Astrophysicist proposes new definition of a planet

22 January 2018 Astronomy Now

Pluto hogs the spotlight in the continuing scientific debate over what is and what is not a planet, but a less conspicuous argument rages on about the planetary status of massive objects outside our solar system. The dispute is not just about semantics, as it is closely related to how giant planets like Jupiter form.


Scientists improve brown dwarf weather forecasts

17 August 2017 Astronomy Now

Dim objects called brown dwarfs, less massive than the Sun but more massive than Jupiter, have powerful winds and clouds — specifically, hot patchy clouds made of iron droplets and silicate dust. Scientists recently realised these giant clouds can move and thicken or thin surprisingly rapidly, in less than an Earth day, but did not understand why.

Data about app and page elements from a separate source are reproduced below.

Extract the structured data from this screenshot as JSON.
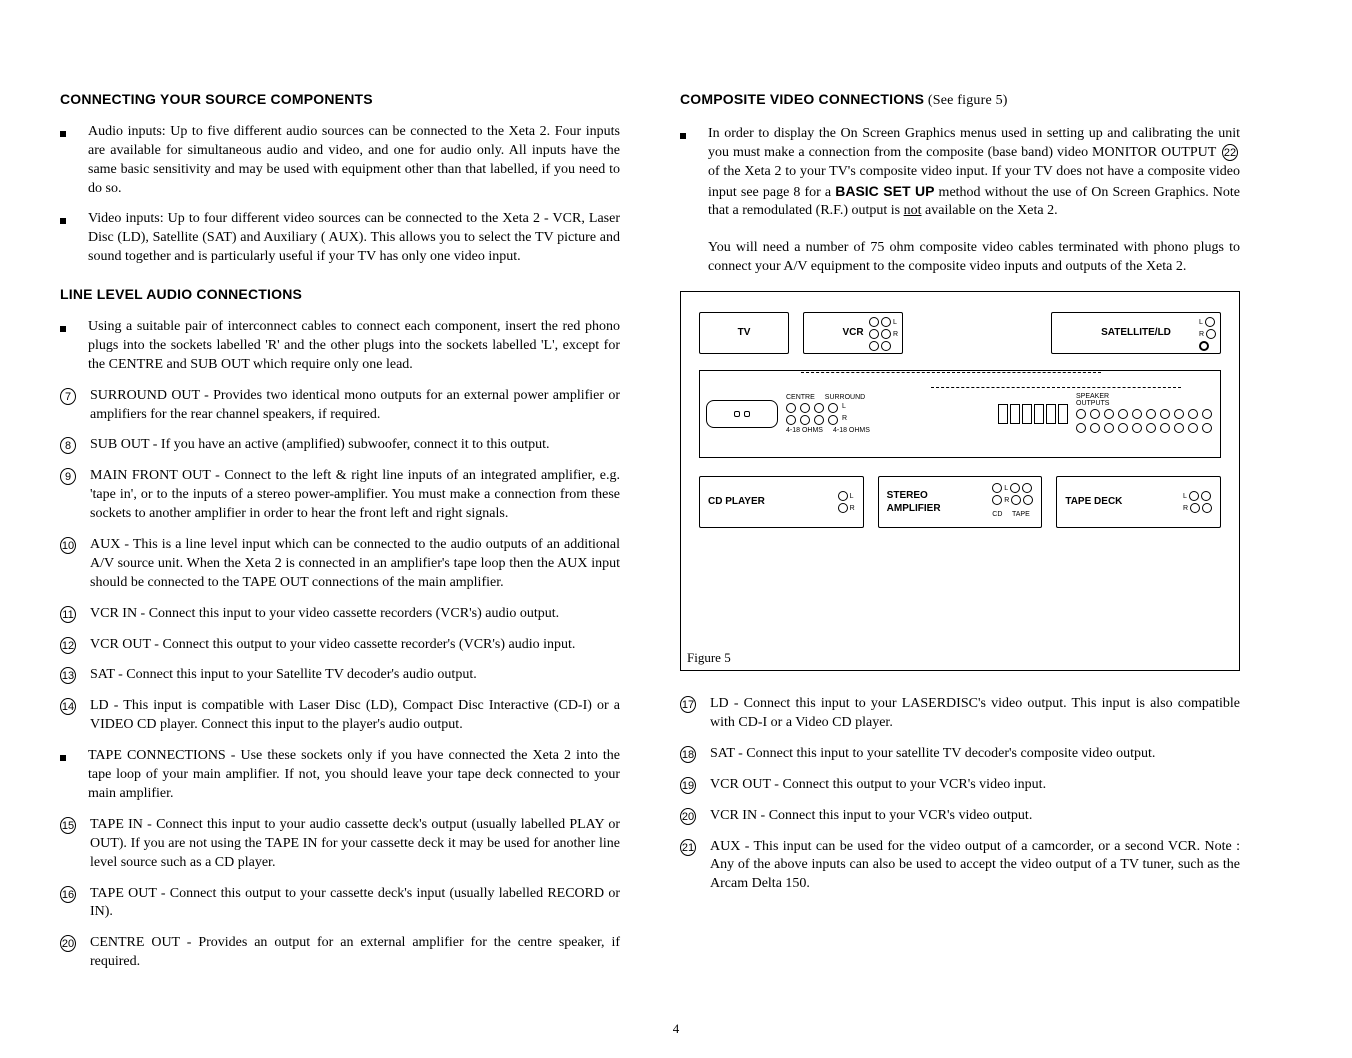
{
  "page_number": "4",
  "left": {
    "h1": "CONNECTING YOUR SOURCE COMPONENTS",
    "b1": "Audio inputs: Up to five different audio sources can be connected to the Xeta 2. Four inputs are available for simultaneous audio and video, and one for audio only. All inputs have the same basic sensitivity and may be used with equipment other than that labelled, if you need to do so.",
    "b2": "Video inputs: Up to four different video sources can be connected to the Xeta 2 - VCR, Laser Disc (LD), Satellite (SAT) and Auxiliary ( AUX). This allows you to select the TV picture and sound together and is particularly useful if your TV has only one video input.",
    "h2": "LINE LEVEL AUDIO CONNECTIONS",
    "b3": "Using a suitable pair of interconnect cables to connect each component, insert the red phono plugs into the sockets labelled 'R' and the other plugs into the sockets labelled 'L', except for the CENTRE and SUB OUT which require only one lead.",
    "n7": "SURROUND OUT - Provides two identical mono outputs for an external power amplifier or amplifiers for the rear channel speakers, if required.",
    "n8": "SUB OUT - If you have an active (amplified) subwoofer, connect it to this output.",
    "n9": "MAIN FRONT OUT - Connect to the left & right line inputs of an integrated amplifier, e.g. 'tape in', or to the inputs of a stereo power-amplifier. You must make a connection from these sockets to another amplifier in order to hear the front left and right signals.",
    "n10": "AUX - This is a line level input which can be connected to the audio outputs of an additional A/V source unit. When the Xeta 2 is connected in an amplifier's tape loop then the AUX input should be connected to the TAPE OUT connections of the main amplifier.",
    "n11": "VCR IN - Connect this input to your video cassette recorders (VCR's) audio output.",
    "n12": "VCR OUT - Connect this output to your video cassette recorder's (VCR's) audio input.",
    "n13": "SAT - Connect this input to your Satellite TV decoder's audio output.",
    "n14": "LD - This input is compatible with Laser Disc (LD), Compact Disc Interactive (CD-I) or a VIDEO CD player. Connect this input to the player's audio output.",
    "b4": "TAPE CONNECTIONS - Use these sockets only if you have connected the Xeta 2 into the tape loop of your main amplifier. If not, you should leave your tape deck connected to your main amplifier.",
    "n15": "TAPE IN - Connect this input to your audio cassette deck's output (usually labelled PLAY or OUT). If you are not using the TAPE IN for your cassette deck it may be used for another line level source such as a CD player.",
    "n16": "TAPE OUT - Connect this output to your cassette deck's input (usually labelled RECORD or IN).",
    "n20": "CENTRE OUT - Provides an output for an external amplifier for the centre speaker, if required."
  },
  "right": {
    "h1_a": "COMPOSITE VIDEO CONNECTIONS",
    "h1_b": " (See figure 5)",
    "p1_a": "In order to display the On Screen Graphics menus used in setting up and calibrating the unit you must make a connection from the composite (base band) video MONITOR OUTPUT ",
    "p1_num": "22",
    "p1_b": " of the Xeta 2 to your TV's composite video input. If your TV does not have a composite video input see page 8 for a ",
    "p1_basic": "BASIC SET UP",
    "p1_c": " method without the use of On Screen Graphics. Note that a remodulated (R.F.) output is ",
    "p1_not": "not",
    "p1_d": " available on the Xeta 2.",
    "p2": "You will need a number of 75 ohm composite video cables terminated with phono plugs to connect your A/V equipment to the composite video inputs and outputs of the Xeta 2.",
    "fig": {
      "tv": "TV",
      "vcr": "VCR",
      "sat": "SATELLITE/LD",
      "centre": "CENTRE",
      "surround": "SURROUND",
      "speaker_outputs": "SPEAKER\nOUTPUTS",
      "ohm": "4-18 OHMS",
      "cd": "CD PLAYER",
      "amp": "STEREO\nAMPLIFIER",
      "cd_lbl": "CD",
      "tape_lbl": "TAPE",
      "tape": "TAPE DECK",
      "caption": "Figure 5"
    },
    "n17": "LD - Connect this input to your LASERDISC's video output. This input is also compatible with CD-I or a Video CD player.",
    "n18": "SAT - Connect this input to your satellite TV decoder's composite video output.",
    "n19": "VCR OUT - Connect this output to your VCR's video input.",
    "n20": "VCR IN - Connect this input to your VCR's video output.",
    "n21": "AUX - This input can be used for the video output of a camcorder, or a second VCR. Note : Any of the above inputs can also be used to accept the video output of a TV tuner, such as the Arcam Delta 150."
  }
}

Brown dwarfs hiding in plain sight in our solar neighbourhood

7 September 2016 Astronomy Now

Brown dwarfs are sometimes called failed stars as they are too small to sustain the hydrogen fusion process that powers stars. Their temperatures can range from nearly as hot as a star to as cool as a planet and their masses also range between star-like and giant-planet-like. A near-infrared survey has discovered several ultracool brown dwarfs in the Sun’s vicinity.


Astronomers find giant planet around very young star CI Tauri

27 May 2016 Astronomy Now

Contradicting the long-standing idea that large Jupiter-mass planets take a minimum of 10 million years to form, astronomers have just announced the discovery of a giant planet in close orbit around a 2 million-year-old star that still retains a disc of circumstellar gas and dust. CI Tau b is at least eight times larger than Jupiter and 450 light-years from Earth.


Where are the missing brown dwarfs?

9 April 2016 Astronomy Now

Brown dwarfs are objects that are too large to be called planets, yet too small to shine by nuclear fusion. Two German researchers have taken a careful look at the distribution of nearby examples of these “failed stars” and to their surprise discovered a significant asymmetry in their spatial arrangement.